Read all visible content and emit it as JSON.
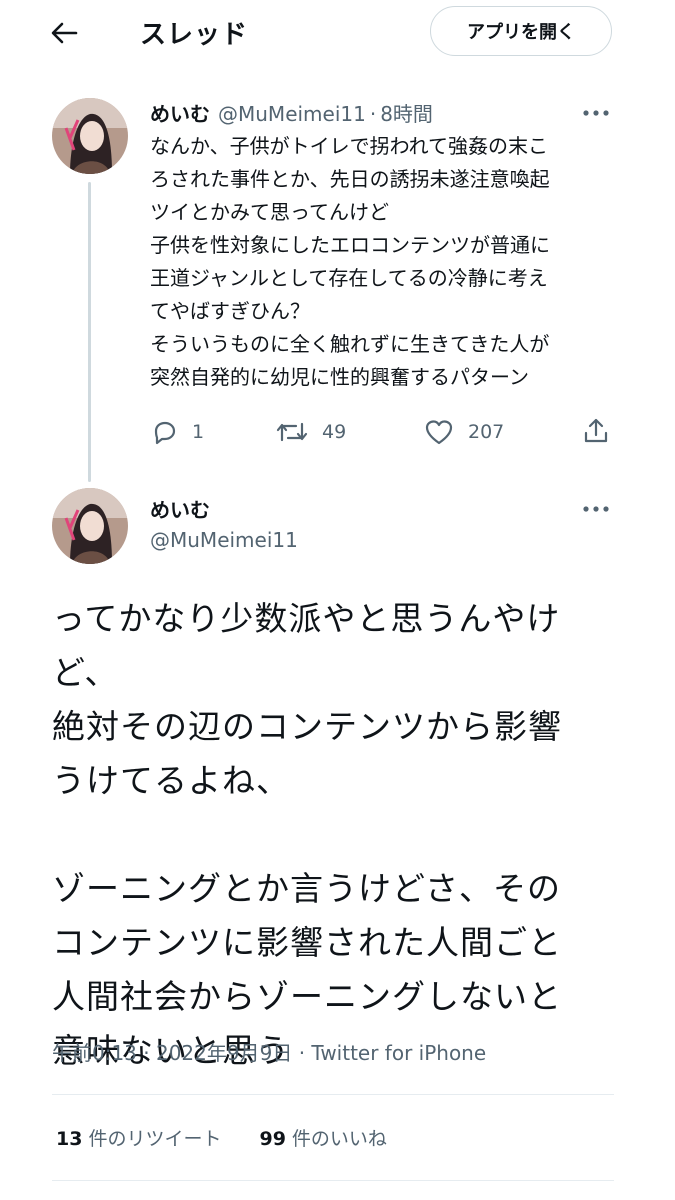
{
  "header": {
    "title": "スレッド",
    "open_app_label": "アプリを開く"
  },
  "tweet1": {
    "display_name": "めいむ",
    "handle": "@MuMeimei11",
    "separator": "·",
    "time": "8時間",
    "text": "なんか、子供がトイレで拐われて強姦の末こ\nろされた事件とか、先日の誘拐未遂注意喚起\nツイとかみて思ってんけど\n子供を性対象にしたエロコンテンツが普通に\n王道ジャンルとして存在してるの冷静に考え\nてやばすぎひん？\nそういうものに全く触れずに生きてきた人が\n突然自発的に幼児に性的興奮するパターン",
    "replies": "1",
    "retweets": "49",
    "likes": "207"
  },
  "tweet2": {
    "display_name": "めいむ",
    "handle": "@MuMeimei11",
    "text": "ってかなり少数派やと思うんやけ\nど、\n絶対その辺のコンテンツから影響\nうけてるよね、\n\nゾーニングとか言うけどさ、その\nコンテンツに影響された人間ごと\n人間社会からゾーニングしないと\n意味ないと思う",
    "timestamp": "午前0:13 · 2022年9月9日 · ",
    "source": "Twitter for iPhone",
    "retweet_count": "13",
    "retweet_label": "件のリツイート",
    "like_count": "99",
    "like_label": "件のいいね"
  },
  "colors": {
    "text_primary": "#0f1419",
    "text_secondary": "#536471",
    "border": "#cfd9de"
  }
}
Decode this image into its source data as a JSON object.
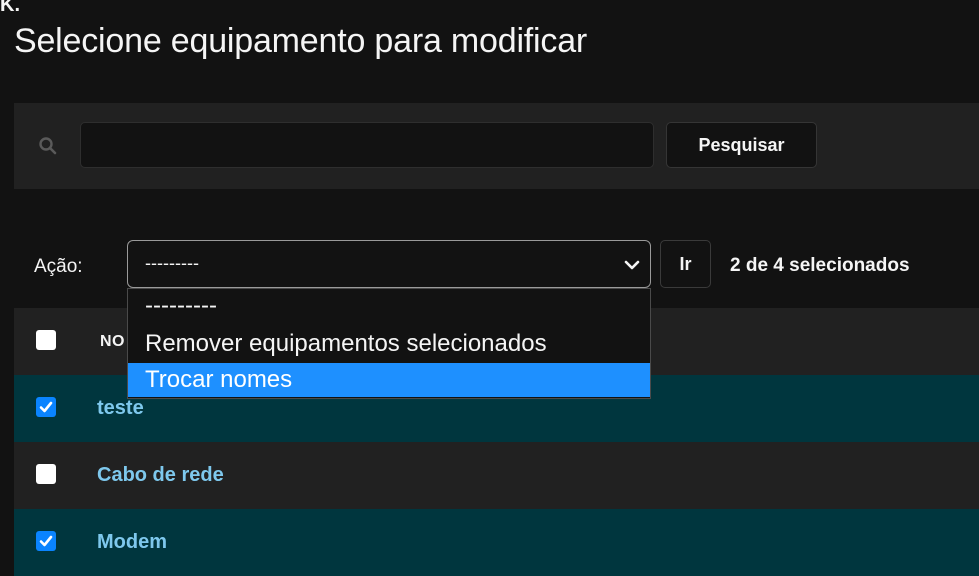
{
  "top_fragment": "K.",
  "page": {
    "title": "Selecione equipamento para modificar"
  },
  "search": {
    "placeholder": "",
    "value": "",
    "button_label": "Pesquisar"
  },
  "actions": {
    "label": "Ação:",
    "selected": "---------",
    "options": [
      "---------",
      "Remover equipamentos selecionados",
      "Trocar nomes"
    ],
    "highlighted_option": "Trocar nomes",
    "go_label": "Ir",
    "selection_count": "2 de 4 selecionados"
  },
  "table": {
    "column_header_visible": "NO",
    "rows": [
      {
        "name": "teste",
        "checked": true
      },
      {
        "name": "Cabo de rede",
        "checked": false
      },
      {
        "name": "Modem",
        "checked": true
      }
    ]
  },
  "colors": {
    "background": "#121212",
    "bar": "#212121",
    "selected_row": "#00363e",
    "link": "#7ec8ed",
    "checkbox_checked": "#0a84ff",
    "dropdown_highlight": "#1e90ff"
  }
}
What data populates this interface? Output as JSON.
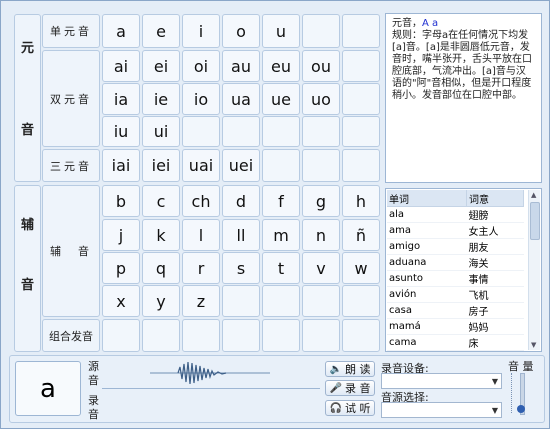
{
  "sections": {
    "vowel": [
      "元",
      "音"
    ],
    "consonant": [
      "辅",
      "音"
    ]
  },
  "rows": {
    "single": "单元音",
    "double": "双元音",
    "triple": "三元音",
    "cons": "辅　音",
    "combo": "组合发音"
  },
  "keys": {
    "single": [
      "a",
      "e",
      "i",
      "o",
      "u"
    ],
    "double1": [
      "ai",
      "ei",
      "oi",
      "au",
      "eu",
      "ou"
    ],
    "double2": [
      "ia",
      "ie",
      "io",
      "ua",
      "ue",
      "uo"
    ],
    "double3": [
      "iu",
      "ui"
    ],
    "triple": [
      "iai",
      "iei",
      "uai",
      "uei"
    ],
    "cons1": [
      "b",
      "c",
      "ch",
      "d",
      "f",
      "g",
      "h"
    ],
    "cons2": [
      "j",
      "k",
      "l",
      "ll",
      "m",
      "n",
      "ñ"
    ],
    "cons3": [
      "p",
      "q",
      "r",
      "s",
      "t",
      "v",
      "w"
    ],
    "cons4": [
      "x",
      "y",
      "z"
    ]
  },
  "info": {
    "title_prefix": "元音，",
    "title_letters": "A a",
    "body": "规则：字母a在任何情况下均发[a]音。[a]是非圆唇低元音，发音时，嘴半张开，舌头平放在口腔底部，气流冲出。[a]音与汉语的\"阿\"音相似，但是开口程度稍小。发音部位在口腔中部。"
  },
  "words": {
    "headers": [
      "单词",
      "词意"
    ],
    "rows": [
      [
        "ala",
        "翅膀"
      ],
      [
        "ama",
        "女主人"
      ],
      [
        "amigo",
        "朋友"
      ],
      [
        "aduana",
        "海关"
      ],
      [
        "asunto",
        "事情"
      ],
      [
        "avión",
        "飞机"
      ],
      [
        "casa",
        "房子"
      ],
      [
        "mamá",
        "妈妈"
      ],
      [
        "cama",
        "床"
      ]
    ]
  },
  "bottom": {
    "current_letter": "a",
    "source_label": "源音",
    "record_label": "录音",
    "btn_read": "朗 读",
    "btn_record": "录 音",
    "btn_listen": "试 听",
    "rec_device": "录音设备:",
    "src_select": "音源选择:",
    "volume": "音 量"
  }
}
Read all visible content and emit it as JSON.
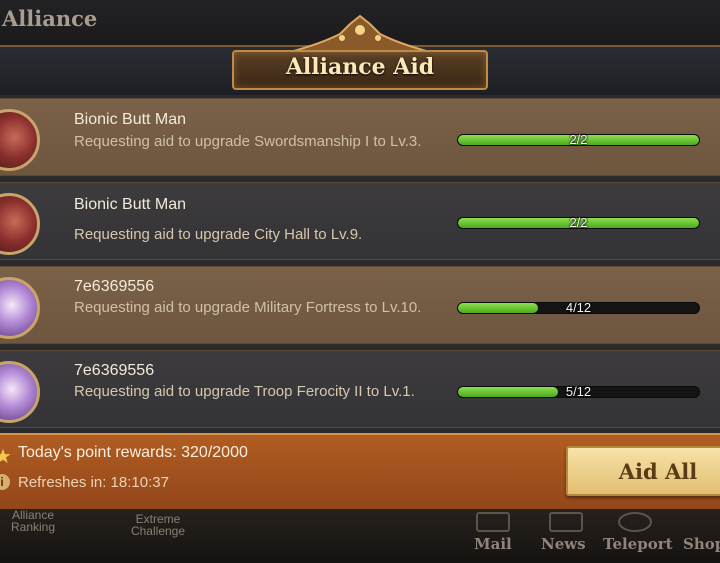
{
  "screen": {
    "title": "Alliance"
  },
  "panel": {
    "title": "Alliance Aid"
  },
  "requests": [
    {
      "name": "Bionic Butt Man",
      "desc": "Requesting aid to upgrade Swordsmanship I to Lv.3.",
      "progress": "2/2",
      "fill": 1.0
    },
    {
      "name": "Bionic Butt Man",
      "desc": "Requesting aid to upgrade City Hall to Lv.9.",
      "progress": "2/2",
      "fill": 1.0
    },
    {
      "name": "7e6369556",
      "desc": "Requesting aid to upgrade Military Fortress to Lv.10.",
      "progress": "4/12",
      "fill": 0.333
    },
    {
      "name": "7e6369556",
      "desc": "Requesting aid to upgrade Troop Ferocity II to Lv.1.",
      "progress": "5/12",
      "fill": 0.4167
    }
  ],
  "footer": {
    "points": "Today's point rewards: 320/2000",
    "refresh": "Refreshes in: 18:10:37",
    "aid_all": "Aid All"
  },
  "bottom_nav": {
    "alliance_ranking": "Alliance\nRanking",
    "extreme_challenge": "Extreme\nChallenge",
    "mail": "Mail",
    "news": "News",
    "teleport": "Teleport",
    "shop": "Shop"
  },
  "icons": {
    "star": "star-icon",
    "info": "info-icon",
    "mail": "mail-icon",
    "news": "news-icon",
    "teleport": "teleport-icon"
  },
  "colors": {
    "progress_green": "#5cc22e",
    "footer_orange": "#a4511e",
    "button_gold": "#ecd08a"
  }
}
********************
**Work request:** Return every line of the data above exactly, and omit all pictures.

**Solved problem:**
Read all visible content and emit it as JSON.
{
  "header": {
    "title": "スレッド",
    "open_app_label": "アプリを開く"
  },
  "tweet1": {
    "display_name": "めいむ",
    "handle": "@MuMeimei11",
    "separator": "·",
    "time": "8時間",
    "text": "なんか、子供がトイレで拐われて強姦の末こ\nろされた事件とか、先日の誘拐未遂注意喚起\nツイとかみて思ってんけど\n子供を性対象にしたエロコンテンツが普通に\n王道ジャンルとして存在してるの冷静に考え\nてやばすぎひん？\nそういうものに全く触れずに生きてきた人が\n突然自発的に幼児に性的興奮するパターン",
    "replies": "1",
    "retweets": "49",
    "likes": "207"
  },
  "tweet2": {
    "display_name": "めいむ",
    "handle": "@MuMeimei11",
    "text": "ってかなり少数派やと思うんやけ\nど、\n絶対その辺のコンテンツから影響\nうけてるよね、\n\nゾーニングとか言うけどさ、その\nコンテンツに影響された人間ごと\n人間社会からゾーニングしないと\n意味ないと思う",
    "timestamp": "午前0:13 · 2022年9月9日 · ",
    "source": "Twitter for iPhone",
    "retweet_count": "13",
    "retweet_label": "件のリツイート",
    "like_count": "99",
    "like_label": "件のいいね"
  },
  "colors": {
    "text_primary": "#0f1419",
    "text_secondary": "#536471",
    "border": "#cfd9de"
  }
}
Decode this image into its source data as a JSON object.
{
  "top_fragment": "K.",
  "page": {
    "title": "Selecione equipamento para modificar"
  },
  "search": {
    "placeholder": "",
    "value": "",
    "button_label": "Pesquisar"
  },
  "actions": {
    "label": "Ação:",
    "selected": "---------",
    "options": [
      "---------",
      "Remover equipamentos selecionados",
      "Trocar nomes"
    ],
    "highlighted_option": "Trocar nomes",
    "go_label": "Ir",
    "selection_count": "2 de 4 selecionados"
  },
  "table": {
    "column_header_visible": "NO",
    "rows": [
      {
        "name": "teste",
        "checked": true
      },
      {
        "name": "Cabo de rede",
        "checked": false
      },
      {
        "name": "Modem",
        "checked": true
      }
    ]
  },
  "colors": {
    "background": "#121212",
    "bar": "#212121",
    "selected_row": "#00363e",
    "link": "#7ec8ed",
    "checkbox_checked": "#0a84ff",
    "dropdown_highlight": "#1e90ff"
  }
}
What data populates this interface? Output as JSON.
{
  "sections": {
    "vowel": [
      "元",
      "音"
    ],
    "consonant": [
      "辅",
      "音"
    ]
  },
  "rows": {
    "single": "单元音",
    "double": "双元音",
    "triple": "三元音",
    "cons": "辅　音",
    "combo": "组合发音"
  },
  "keys": {
    "single": [
      "a",
      "e",
      "i",
      "o",
      "u"
    ],
    "double1": [
      "ai",
      "ei",
      "oi",
      "au",
      "eu",
      "ou"
    ],
    "double2": [
      "ia",
      "ie",
      "io",
      "ua",
      "ue",
      "uo"
    ],
    "double3": [
      "iu",
      "ui"
    ],
    "triple": [
      "iai",
      "iei",
      "uai",
      "uei"
    ],
    "cons1": [
      "b",
      "c",
      "ch",
      "d",
      "f",
      "g",
      "h"
    ],
    "cons2": [
      "j",
      "k",
      "l",
      "ll",
      "m",
      "n",
      "ñ"
    ],
    "cons3": [
      "p",
      "q",
      "r",
      "s",
      "t",
      "v",
      "w"
    ],
    "cons4": [
      "x",
      "y",
      "z"
    ]
  },
  "info": {
    "title_prefix": "元音，",
    "title_letters": "A a",
    "body": "规则：字母a在任何情况下均发[a]音。[a]是非圆唇低元音，发音时，嘴半张开，舌头平放在口腔底部，气流冲出。[a]音与汉语的\"阿\"音相似，但是开口程度稍小。发音部位在口腔中部。"
  },
  "words": {
    "headers": [
      "单词",
      "词意"
    ],
    "rows": [
      [
        "ala",
        "翅膀"
      ],
      [
        "ama",
        "女主人"
      ],
      [
        "amigo",
        "朋友"
      ],
      [
        "aduana",
        "海关"
      ],
      [
        "asunto",
        "事情"
      ],
      [
        "avión",
        "飞机"
      ],
      [
        "casa",
        "房子"
      ],
      [
        "mamá",
        "妈妈"
      ],
      [
        "cama",
        "床"
      ]
    ]
  },
  "bottom": {
    "current_letter": "a",
    "source_label": "源音",
    "record_label": "录音",
    "btn_read": "朗 读",
    "btn_record": "录 音",
    "btn_listen": "试 听",
    "rec_device": "录音设备:",
    "src_select": "音源选择:",
    "volume": "音 量"
  }
}
Read all visible content and emit it as JSON.
{
  "screen": {
    "title": "Alliance"
  },
  "panel": {
    "title": "Alliance Aid"
  },
  "requests": [
    {
      "name": "Bionic Butt Man",
      "desc": "Requesting aid to upgrade Swordsmanship I to Lv.3.",
      "progress": "2/2",
      "fill": 1.0
    },
    {
      "name": "Bionic Butt Man",
      "desc": "Requesting aid to upgrade City Hall to Lv.9.",
      "progress": "2/2",
      "fill": 1.0
    },
    {
      "name": "7e6369556",
      "desc": "Requesting aid to upgrade Military Fortress to Lv.10.",
      "progress": "4/12",
      "fill": 0.333
    },
    {
      "name": "7e6369556",
      "desc": "Requesting aid to upgrade Troop Ferocity II to Lv.1.",
      "progress": "5/12",
      "fill": 0.4167
    }
  ],
  "footer": {
    "points": "Today's point rewards: 320/2000",
    "refresh": "Refreshes in: 18:10:37",
    "aid_all": "Aid All"
  },
  "bottom_nav": {
    "alliance_ranking": "Alliance\nRanking",
    "extreme_challenge": "Extreme\nChallenge",
    "mail": "Mail",
    "news": "News",
    "teleport": "Teleport",
    "shop": "Shop"
  },
  "icons": {
    "star": "star-icon",
    "info": "info-icon",
    "mail": "mail-icon",
    "news": "news-icon",
    "teleport": "teleport-icon"
  },
  "colors": {
    "progress_green": "#5cc22e",
    "footer_orange": "#a4511e",
    "button_gold": "#ecd08a"
  }
}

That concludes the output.